### REQUIRED ACTION
Looking at the records below, count how many lines contain the string "What". Give that number alone.

### Element data from apps and pages
- Opening Delimiter -
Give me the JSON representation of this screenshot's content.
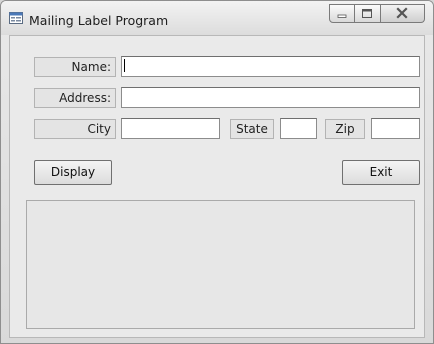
{
  "window": {
    "title": "Mailing Label Program"
  },
  "labels": {
    "name": "Name:",
    "address": "Address:",
    "city": "City",
    "state": "State",
    "zip": "Zip"
  },
  "inputs": {
    "name": "",
    "address": "",
    "city": "",
    "state": "",
    "zip": ""
  },
  "buttons": {
    "display": "Display",
    "exit": "Exit"
  },
  "output": {
    "text": ""
  },
  "icons": {
    "app": "form-window-icon",
    "minimize": "minimize-icon",
    "maximize": "maximize-icon",
    "close": "close-icon"
  }
}
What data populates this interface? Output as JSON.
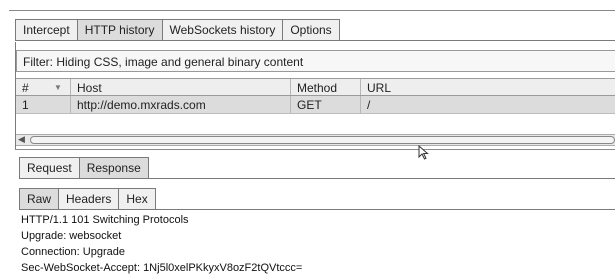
{
  "main_tabs": [
    "Intercept",
    "HTTP history",
    "WebSockets history",
    "Options"
  ],
  "active_main_tab": "HTTP history",
  "filter": {
    "text": "Filter: Hiding CSS, image and general binary content"
  },
  "table": {
    "columns": [
      "#",
      "Host",
      "Method",
      "URL"
    ],
    "rows": [
      {
        "num": "1",
        "host": "http://demo.mxrads.com",
        "method": "GET",
        "url": "/"
      }
    ]
  },
  "message_tabs": [
    "Request",
    "Response"
  ],
  "active_message_tab": "Response",
  "view_tabs": [
    "Raw",
    "Headers",
    "Hex"
  ],
  "active_view_tab": "Raw",
  "response_lines": [
    "HTTP/1.1 101 Switching Protocols",
    "Upgrade: websocket",
    "Connection: Upgrade",
    "Sec-WebSocket-Accept: 1Nj5l0xelPKkyxV8ozF2tQVtccc="
  ]
}
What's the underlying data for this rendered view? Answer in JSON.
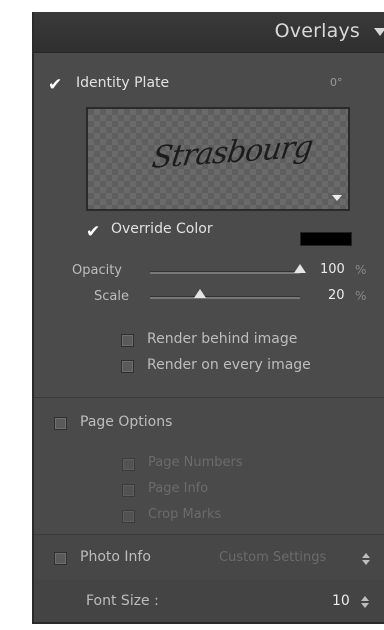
{
  "panel": {
    "title": "Overlays",
    "collapse_icon": "triangle-down-icon"
  },
  "identity_plate": {
    "label": "Identity Plate",
    "checked": true,
    "angle": "0°",
    "signature_text": "Strasbourg",
    "menu_icon": "triangle-down-icon"
  },
  "override_color": {
    "label": "Override Color",
    "checked": true,
    "color": "#000000"
  },
  "opacity": {
    "label": "Opacity",
    "value": "100",
    "unit": "%",
    "level": 1.0
  },
  "scale": {
    "label": "Scale",
    "value": "20",
    "unit": "%",
    "level": 0.2
  },
  "render_behind": {
    "label": "Render behind image",
    "checked": false
  },
  "render_every": {
    "label": "Render on every image",
    "checked": false
  },
  "page_options": {
    "label": "Page Options",
    "checked": false,
    "items": [
      {
        "label": "Page Numbers",
        "checked": false
      },
      {
        "label": "Page Info",
        "checked": false
      },
      {
        "label": "Crop Marks",
        "checked": false
      }
    ]
  },
  "photo_info": {
    "label": "Photo Info",
    "checked": false,
    "setting": "Custom Settings",
    "setting_icon": "up-down-arrows-icon"
  },
  "font_size": {
    "label": "Font Size :",
    "value": "10",
    "stepper_icon": "up-down-stepper-icon"
  }
}
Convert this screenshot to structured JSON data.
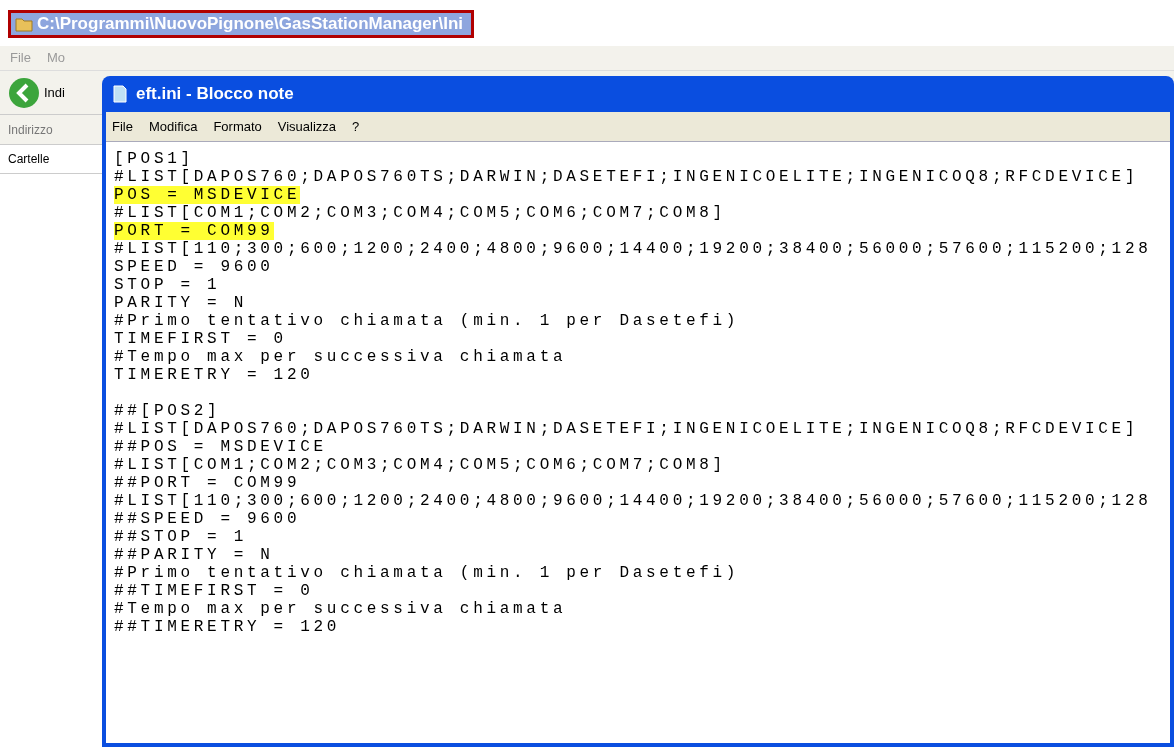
{
  "explorer": {
    "title": "C:\\Programmi\\NuovoPignone\\GasStationManager\\Ini",
    "title_outlined": true,
    "menu": [
      "File",
      "Mo"
    ],
    "back_label": "Indi",
    "address_label": "Indirizzo",
    "folders_label": "Cartelle"
  },
  "notepad": {
    "title": "eft.ini - Blocco note",
    "menu": [
      "File",
      "Modifica",
      "Formato",
      "Visualizza",
      "?"
    ],
    "lines": [
      {
        "kind": "text",
        "text": "[POS1]",
        "highlighted": false
      },
      {
        "kind": "text",
        "text": "#LIST[DAPOS760;DAPOS760TS;DARWIN;DASETEFI;INGENICOELITE;INGENICOQ8;RFCDEVICE]",
        "highlighted": false
      },
      {
        "kind": "text",
        "text": "POS = MSDEVICE",
        "highlighted": true
      },
      {
        "kind": "text",
        "text": "#LIST[COM1;COM2;COM3;COM4;COM5;COM6;COM7;COM8]",
        "highlighted": false
      },
      {
        "kind": "text",
        "text": "PORT = COM99",
        "highlighted": true
      },
      {
        "kind": "text",
        "text": "#LIST[110;300;600;1200;2400;4800;9600;14400;19200;38400;56000;57600;115200;128",
        "highlighted": false
      },
      {
        "kind": "text",
        "text": "SPEED = 9600",
        "highlighted": false
      },
      {
        "kind": "text",
        "text": "STOP = 1",
        "highlighted": false
      },
      {
        "kind": "text",
        "text": "PARITY = N",
        "highlighted": false
      },
      {
        "kind": "text",
        "text": "#Primo tentativo chiamata (min. 1 per Dasetefi)",
        "highlighted": false
      },
      {
        "kind": "text",
        "text": "TIMEFIRST = 0",
        "highlighted": false
      },
      {
        "kind": "text",
        "text": "#Tempo max per successiva chiamata",
        "highlighted": false
      },
      {
        "kind": "text",
        "text": "TIMERETRY = 120",
        "highlighted": false
      },
      {
        "kind": "blank"
      },
      {
        "kind": "text",
        "text": "##[POS2]",
        "highlighted": false
      },
      {
        "kind": "text",
        "text": "#LIST[DAPOS760;DAPOS760TS;DARWIN;DASETEFI;INGENICOELITE;INGENICOQ8;RFCDEVICE]",
        "highlighted": false
      },
      {
        "kind": "text",
        "text": "##POS = MSDEVICE",
        "highlighted": false
      },
      {
        "kind": "text",
        "text": "#LIST[COM1;COM2;COM3;COM4;COM5;COM6;COM7;COM8]",
        "highlighted": false
      },
      {
        "kind": "text",
        "text": "##PORT = COM99",
        "highlighted": false
      },
      {
        "kind": "text",
        "text": "#LIST[110;300;600;1200;2400;4800;9600;14400;19200;38400;56000;57600;115200;128",
        "highlighted": false
      },
      {
        "kind": "text",
        "text": "##SPEED = 9600",
        "highlighted": false
      },
      {
        "kind": "text",
        "text": "##STOP = 1",
        "highlighted": false
      },
      {
        "kind": "text",
        "text": "##PARITY = N",
        "highlighted": false
      },
      {
        "kind": "text",
        "text": "#Primo tentativo chiamata (min. 1 per Dasetefi)",
        "highlighted": false
      },
      {
        "kind": "text",
        "text": "##TIMEFIRST = 0",
        "highlighted": false
      },
      {
        "kind": "text",
        "text": "#Tempo max per successiva chiamata",
        "highlighted": false
      },
      {
        "kind": "text",
        "text": "##TIMERETRY = 120",
        "highlighted": false
      }
    ]
  }
}
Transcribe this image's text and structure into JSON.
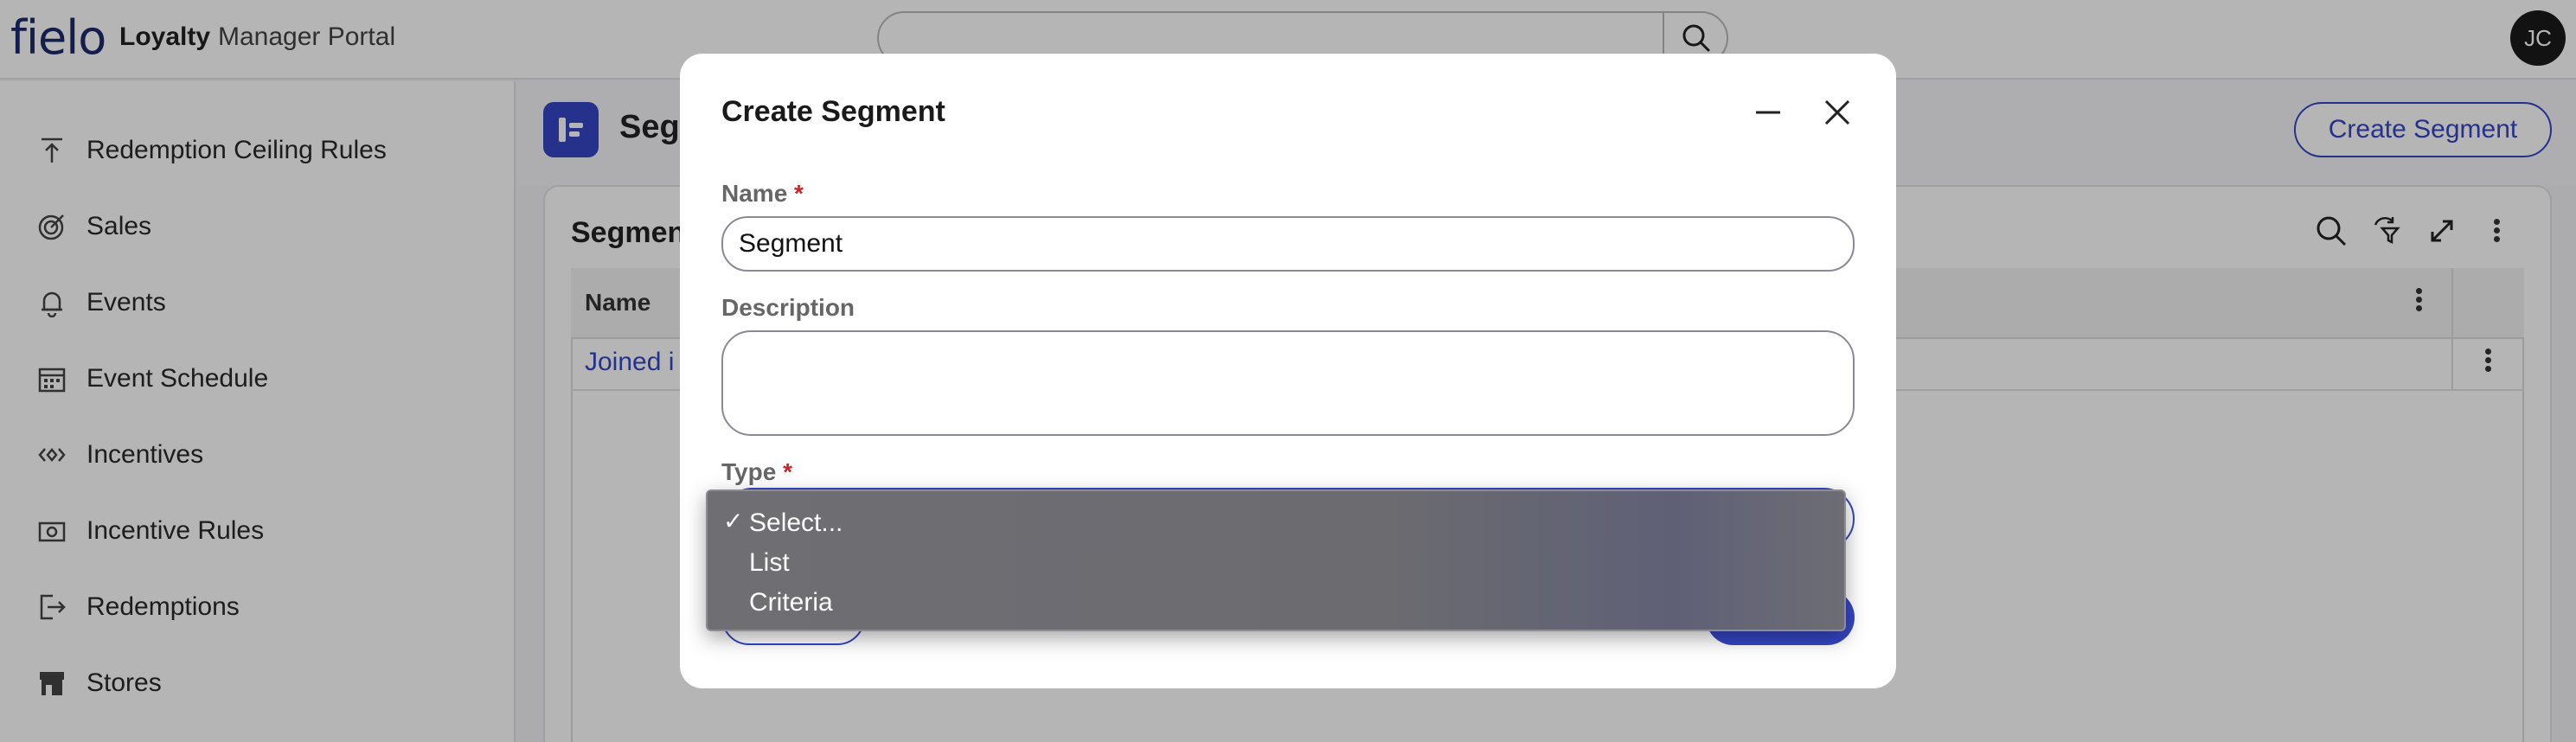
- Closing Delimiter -
### TASK OUTPUT
2